*** Provided records ***
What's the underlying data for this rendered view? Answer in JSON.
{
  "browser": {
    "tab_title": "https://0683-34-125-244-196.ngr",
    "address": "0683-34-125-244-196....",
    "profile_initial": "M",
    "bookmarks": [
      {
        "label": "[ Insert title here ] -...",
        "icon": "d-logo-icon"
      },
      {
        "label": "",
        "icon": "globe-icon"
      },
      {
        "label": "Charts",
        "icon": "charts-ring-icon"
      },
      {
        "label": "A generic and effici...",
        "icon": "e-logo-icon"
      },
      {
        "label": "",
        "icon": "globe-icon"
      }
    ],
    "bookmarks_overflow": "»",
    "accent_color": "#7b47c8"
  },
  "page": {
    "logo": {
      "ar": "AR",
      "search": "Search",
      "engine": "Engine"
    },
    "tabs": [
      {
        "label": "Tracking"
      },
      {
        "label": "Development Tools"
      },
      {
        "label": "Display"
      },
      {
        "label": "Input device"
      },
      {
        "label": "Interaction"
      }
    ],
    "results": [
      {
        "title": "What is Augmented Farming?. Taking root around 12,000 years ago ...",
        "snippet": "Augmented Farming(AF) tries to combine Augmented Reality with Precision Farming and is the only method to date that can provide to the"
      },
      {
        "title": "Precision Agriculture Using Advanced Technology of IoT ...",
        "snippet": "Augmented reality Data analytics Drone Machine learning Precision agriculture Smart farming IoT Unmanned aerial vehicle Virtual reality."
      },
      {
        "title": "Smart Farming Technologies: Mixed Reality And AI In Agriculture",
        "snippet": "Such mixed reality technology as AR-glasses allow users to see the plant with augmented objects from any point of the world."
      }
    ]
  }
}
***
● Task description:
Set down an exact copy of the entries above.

● Your response:
What's the underlying data for this rendered view? Answer in JSON.
{
  "browser": {
    "tab_title": "https://0683-34-125-244-196.ngr",
    "address": "0683-34-125-244-196....",
    "profile_initial": "M",
    "bookmarks": [
      {
        "label": "[ Insert title here ] -...",
        "icon": "d-logo-icon"
      },
      {
        "label": "",
        "icon": "globe-icon"
      },
      {
        "label": "Charts",
        "icon": "charts-ring-icon"
      },
      {
        "label": "A generic and effici...",
        "icon": "e-logo-icon"
      },
      {
        "label": "",
        "icon": "globe-icon"
      }
    ],
    "bookmarks_overflow": "»",
    "accent_color": "#7b47c8"
  },
  "page": {
    "logo": {
      "ar": "AR",
      "search": "Search",
      "engine": "Engine"
    },
    "tabs": [
      {
        "label": "Tracking"
      },
      {
        "label": "Development Tools"
      },
      {
        "label": "Display"
      },
      {
        "label": "Input device"
      },
      {
        "label": "Interaction"
      }
    ],
    "results": [
      {
        "title": "What is Augmented Farming?. Taking root around 12,000 years ago ...",
        "snippet": "Augmented Farming(AF) tries to combine Augmented Reality with Precision Farming and is the only method to date that can provide to the"
      },
      {
        "title": "Precision Agriculture Using Advanced Technology of IoT ...",
        "snippet": "Augmented reality Data analytics Drone Machine learning Precision agriculture Smart farming IoT Unmanned aerial vehicle Virtual reality."
      },
      {
        "title": "Smart Farming Technologies: Mixed Reality And AI In Agriculture",
        "snippet": "Such mixed reality technology as AR-glasses allow users to see the plant with augmented objects from any point of the world."
      }
    ]
  }
}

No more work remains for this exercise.